Critics—some domestic, some in the Islamic world—say that America has no right to impose its values on Afghan society. They argue that to promote equal rights for women and a role for women in Afghan government and society amounts to cultural imperialism, destined to arouse the animosity of Muslims throughout the region.

I believe such criticism fails on at least two counts. One, it does not recognize that we, as liberators, have an interest in what follows the Taliban in Afghanistan. We cannot simply drop our bombs and depart with our best wishes, lest we find ourselves returning some years down the road to root out another terrorist regime.

Second, the argument that supporting the rights of women will insult the Muslim world is demeaning to women and to Muslims.
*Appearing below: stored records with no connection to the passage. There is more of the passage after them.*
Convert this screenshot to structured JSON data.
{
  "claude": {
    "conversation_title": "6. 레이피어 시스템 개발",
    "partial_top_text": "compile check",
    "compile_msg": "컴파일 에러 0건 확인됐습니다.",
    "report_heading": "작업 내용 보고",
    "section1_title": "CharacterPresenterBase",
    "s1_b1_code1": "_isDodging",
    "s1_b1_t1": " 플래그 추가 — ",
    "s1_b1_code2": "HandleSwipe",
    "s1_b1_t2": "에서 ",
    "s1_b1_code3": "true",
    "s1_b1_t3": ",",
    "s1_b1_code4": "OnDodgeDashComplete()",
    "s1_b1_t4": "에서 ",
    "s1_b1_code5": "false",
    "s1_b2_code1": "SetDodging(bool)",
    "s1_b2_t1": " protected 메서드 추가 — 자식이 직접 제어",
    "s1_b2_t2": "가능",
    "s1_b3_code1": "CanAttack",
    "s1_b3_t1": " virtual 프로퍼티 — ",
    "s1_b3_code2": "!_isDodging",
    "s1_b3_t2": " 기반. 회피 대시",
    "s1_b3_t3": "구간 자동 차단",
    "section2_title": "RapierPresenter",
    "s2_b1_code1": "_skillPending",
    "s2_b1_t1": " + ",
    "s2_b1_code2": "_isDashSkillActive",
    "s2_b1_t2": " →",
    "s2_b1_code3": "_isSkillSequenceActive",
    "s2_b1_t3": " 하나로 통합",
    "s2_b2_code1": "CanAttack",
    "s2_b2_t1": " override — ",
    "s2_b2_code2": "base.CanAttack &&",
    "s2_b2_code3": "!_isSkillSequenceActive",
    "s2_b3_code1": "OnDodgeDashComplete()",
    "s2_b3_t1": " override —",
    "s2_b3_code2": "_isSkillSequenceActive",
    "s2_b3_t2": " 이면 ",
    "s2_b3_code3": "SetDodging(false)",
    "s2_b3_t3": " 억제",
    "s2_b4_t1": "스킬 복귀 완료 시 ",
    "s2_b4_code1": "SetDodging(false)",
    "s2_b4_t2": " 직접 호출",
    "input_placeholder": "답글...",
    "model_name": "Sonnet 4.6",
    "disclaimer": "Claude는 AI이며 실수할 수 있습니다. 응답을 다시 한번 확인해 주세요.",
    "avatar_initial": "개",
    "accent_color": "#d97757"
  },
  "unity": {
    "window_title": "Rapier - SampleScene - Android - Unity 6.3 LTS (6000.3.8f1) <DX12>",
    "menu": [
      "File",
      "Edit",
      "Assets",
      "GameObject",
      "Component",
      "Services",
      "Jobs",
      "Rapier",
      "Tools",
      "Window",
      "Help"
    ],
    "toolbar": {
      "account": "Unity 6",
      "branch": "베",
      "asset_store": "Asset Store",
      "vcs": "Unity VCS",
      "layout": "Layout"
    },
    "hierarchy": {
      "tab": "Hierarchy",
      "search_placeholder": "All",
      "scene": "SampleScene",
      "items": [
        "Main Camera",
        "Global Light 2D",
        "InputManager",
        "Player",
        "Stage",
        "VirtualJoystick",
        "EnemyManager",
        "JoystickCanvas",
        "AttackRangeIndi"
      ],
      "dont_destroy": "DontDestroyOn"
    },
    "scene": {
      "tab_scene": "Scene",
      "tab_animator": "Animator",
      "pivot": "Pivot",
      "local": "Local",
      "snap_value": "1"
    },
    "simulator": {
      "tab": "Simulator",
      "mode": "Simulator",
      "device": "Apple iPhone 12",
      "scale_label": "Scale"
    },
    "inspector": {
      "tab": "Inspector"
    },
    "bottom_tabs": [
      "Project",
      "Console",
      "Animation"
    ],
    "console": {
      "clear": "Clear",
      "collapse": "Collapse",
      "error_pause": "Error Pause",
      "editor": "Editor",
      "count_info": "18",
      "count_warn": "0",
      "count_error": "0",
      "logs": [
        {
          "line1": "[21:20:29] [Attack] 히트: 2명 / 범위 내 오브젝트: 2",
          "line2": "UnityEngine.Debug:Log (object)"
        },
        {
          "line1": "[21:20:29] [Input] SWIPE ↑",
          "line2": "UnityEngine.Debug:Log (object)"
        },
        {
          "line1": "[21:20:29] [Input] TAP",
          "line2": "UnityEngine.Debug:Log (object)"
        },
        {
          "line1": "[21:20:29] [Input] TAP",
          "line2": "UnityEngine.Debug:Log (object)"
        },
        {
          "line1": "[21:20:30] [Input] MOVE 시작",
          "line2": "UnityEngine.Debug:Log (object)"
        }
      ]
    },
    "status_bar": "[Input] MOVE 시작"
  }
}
Women's rights are human rights. They are not simply American, or western customs. They are universal values which we have a responsibility to promote throughout the world, and especially in a place like Afghanistan.

It is not only the right thing to do; it is the smart thing to do. A post-Taliban Afghanistan where women's rights are respected is much less likely to harbor terrorists in the future. Why? Because a society that values all its members, including women, is also likely to put a higher premium on life, opportunity and freedom—values that run directly counter to the evil designs of the Osama bin Laden's of the world.

Clinton apparently supports the escalation of about 30,000 troops that Barack Obama has already ordered. It remains unclear how much of her thinking was shaped by questions of values and human rights. But with the American public tired of nation building and talk of promoting western values in the Arab world, you can bet that Obama's decision, at least, won't be presented this way.